[Opening INPUT FOR THIS TASK section]

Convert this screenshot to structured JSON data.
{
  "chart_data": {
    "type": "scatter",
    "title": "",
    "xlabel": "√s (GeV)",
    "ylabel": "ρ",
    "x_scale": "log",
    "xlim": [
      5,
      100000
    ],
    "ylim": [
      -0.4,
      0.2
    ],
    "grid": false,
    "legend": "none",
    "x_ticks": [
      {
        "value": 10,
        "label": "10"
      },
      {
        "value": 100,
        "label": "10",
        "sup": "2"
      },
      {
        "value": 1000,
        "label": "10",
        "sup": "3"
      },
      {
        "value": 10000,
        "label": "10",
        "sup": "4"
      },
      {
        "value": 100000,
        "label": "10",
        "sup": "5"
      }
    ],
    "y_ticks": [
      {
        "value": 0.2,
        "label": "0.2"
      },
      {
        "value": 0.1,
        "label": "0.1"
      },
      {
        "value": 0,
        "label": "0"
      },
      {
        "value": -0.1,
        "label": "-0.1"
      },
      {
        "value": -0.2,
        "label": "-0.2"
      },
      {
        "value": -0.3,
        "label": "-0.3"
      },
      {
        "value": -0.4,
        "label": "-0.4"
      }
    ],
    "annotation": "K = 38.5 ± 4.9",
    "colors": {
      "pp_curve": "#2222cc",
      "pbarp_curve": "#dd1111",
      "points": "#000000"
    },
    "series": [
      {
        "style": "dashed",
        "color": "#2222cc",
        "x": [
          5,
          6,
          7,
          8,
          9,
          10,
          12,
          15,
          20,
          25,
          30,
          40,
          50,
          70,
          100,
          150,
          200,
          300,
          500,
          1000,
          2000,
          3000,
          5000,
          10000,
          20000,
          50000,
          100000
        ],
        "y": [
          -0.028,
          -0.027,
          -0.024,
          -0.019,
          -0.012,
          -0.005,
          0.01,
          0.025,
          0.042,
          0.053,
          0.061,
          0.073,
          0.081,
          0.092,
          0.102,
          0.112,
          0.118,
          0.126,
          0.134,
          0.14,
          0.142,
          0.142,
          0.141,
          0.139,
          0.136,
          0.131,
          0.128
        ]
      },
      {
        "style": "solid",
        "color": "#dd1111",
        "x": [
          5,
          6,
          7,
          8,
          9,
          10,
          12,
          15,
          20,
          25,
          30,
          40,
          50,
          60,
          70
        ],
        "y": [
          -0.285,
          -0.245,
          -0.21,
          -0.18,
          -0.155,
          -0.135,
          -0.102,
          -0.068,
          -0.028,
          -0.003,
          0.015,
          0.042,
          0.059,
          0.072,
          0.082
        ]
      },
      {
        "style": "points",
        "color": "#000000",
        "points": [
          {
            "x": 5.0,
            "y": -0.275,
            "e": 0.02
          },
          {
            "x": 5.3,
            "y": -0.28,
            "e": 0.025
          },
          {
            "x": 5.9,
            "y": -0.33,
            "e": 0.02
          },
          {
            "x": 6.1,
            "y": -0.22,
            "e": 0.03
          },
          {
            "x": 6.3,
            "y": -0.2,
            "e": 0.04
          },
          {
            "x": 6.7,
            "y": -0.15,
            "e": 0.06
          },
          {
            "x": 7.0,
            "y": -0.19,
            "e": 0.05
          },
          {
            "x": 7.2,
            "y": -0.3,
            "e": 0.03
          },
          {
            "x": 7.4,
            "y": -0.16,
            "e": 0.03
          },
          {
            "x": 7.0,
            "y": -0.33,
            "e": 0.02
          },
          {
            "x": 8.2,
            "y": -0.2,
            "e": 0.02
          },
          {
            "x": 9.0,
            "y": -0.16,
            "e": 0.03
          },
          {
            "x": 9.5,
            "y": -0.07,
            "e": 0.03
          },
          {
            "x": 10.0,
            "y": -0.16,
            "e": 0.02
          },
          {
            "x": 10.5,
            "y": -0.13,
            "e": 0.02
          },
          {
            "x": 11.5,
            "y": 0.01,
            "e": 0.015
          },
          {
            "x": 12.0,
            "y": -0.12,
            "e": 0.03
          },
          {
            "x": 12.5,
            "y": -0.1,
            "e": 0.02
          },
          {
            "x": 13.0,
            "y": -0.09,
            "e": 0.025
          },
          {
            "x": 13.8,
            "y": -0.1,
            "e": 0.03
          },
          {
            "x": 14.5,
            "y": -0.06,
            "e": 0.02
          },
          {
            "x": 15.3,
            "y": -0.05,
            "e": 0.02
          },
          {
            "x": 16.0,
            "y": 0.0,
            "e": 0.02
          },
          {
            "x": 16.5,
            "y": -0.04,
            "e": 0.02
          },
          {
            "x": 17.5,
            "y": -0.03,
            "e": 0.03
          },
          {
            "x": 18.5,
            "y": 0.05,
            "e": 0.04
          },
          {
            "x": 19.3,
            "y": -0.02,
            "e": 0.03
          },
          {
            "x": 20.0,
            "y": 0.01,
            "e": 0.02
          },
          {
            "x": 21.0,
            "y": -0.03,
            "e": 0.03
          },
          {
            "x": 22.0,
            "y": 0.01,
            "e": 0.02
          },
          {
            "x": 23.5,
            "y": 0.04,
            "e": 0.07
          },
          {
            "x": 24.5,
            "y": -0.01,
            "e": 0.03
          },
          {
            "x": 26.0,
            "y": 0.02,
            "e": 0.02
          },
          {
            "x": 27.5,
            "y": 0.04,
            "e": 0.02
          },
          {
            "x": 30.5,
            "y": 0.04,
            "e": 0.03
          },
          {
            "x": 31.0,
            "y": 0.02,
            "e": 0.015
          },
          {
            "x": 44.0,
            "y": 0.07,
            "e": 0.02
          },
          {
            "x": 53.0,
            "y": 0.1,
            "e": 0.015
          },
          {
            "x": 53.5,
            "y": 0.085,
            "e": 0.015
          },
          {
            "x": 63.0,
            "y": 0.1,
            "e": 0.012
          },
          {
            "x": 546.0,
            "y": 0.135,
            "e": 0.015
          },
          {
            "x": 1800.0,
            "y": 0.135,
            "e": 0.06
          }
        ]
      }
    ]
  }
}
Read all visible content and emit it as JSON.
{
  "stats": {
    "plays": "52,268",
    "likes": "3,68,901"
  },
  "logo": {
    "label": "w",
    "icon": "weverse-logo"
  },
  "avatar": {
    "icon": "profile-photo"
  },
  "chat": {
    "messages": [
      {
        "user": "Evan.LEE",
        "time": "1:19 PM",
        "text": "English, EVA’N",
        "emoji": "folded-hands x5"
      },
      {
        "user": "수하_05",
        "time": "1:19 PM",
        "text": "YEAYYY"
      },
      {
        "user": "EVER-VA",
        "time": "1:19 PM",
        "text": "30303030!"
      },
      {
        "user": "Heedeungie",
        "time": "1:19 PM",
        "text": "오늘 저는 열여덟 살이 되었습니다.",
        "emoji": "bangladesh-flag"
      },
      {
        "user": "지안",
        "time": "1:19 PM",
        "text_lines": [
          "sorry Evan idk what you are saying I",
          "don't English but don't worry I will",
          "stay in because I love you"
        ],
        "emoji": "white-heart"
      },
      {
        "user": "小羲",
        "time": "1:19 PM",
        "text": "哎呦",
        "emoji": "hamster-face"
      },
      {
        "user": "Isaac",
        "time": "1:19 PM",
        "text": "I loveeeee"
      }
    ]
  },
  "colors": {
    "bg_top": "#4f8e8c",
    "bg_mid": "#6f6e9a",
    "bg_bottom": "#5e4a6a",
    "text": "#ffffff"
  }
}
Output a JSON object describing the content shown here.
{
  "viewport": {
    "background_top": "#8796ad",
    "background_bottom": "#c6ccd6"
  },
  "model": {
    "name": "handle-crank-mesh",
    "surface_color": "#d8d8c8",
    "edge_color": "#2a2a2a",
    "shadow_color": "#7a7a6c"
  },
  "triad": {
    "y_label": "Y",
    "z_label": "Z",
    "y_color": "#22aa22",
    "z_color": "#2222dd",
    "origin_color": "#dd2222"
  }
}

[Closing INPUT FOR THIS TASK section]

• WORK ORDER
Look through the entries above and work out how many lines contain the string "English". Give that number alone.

• THE COMPLETED TASK
2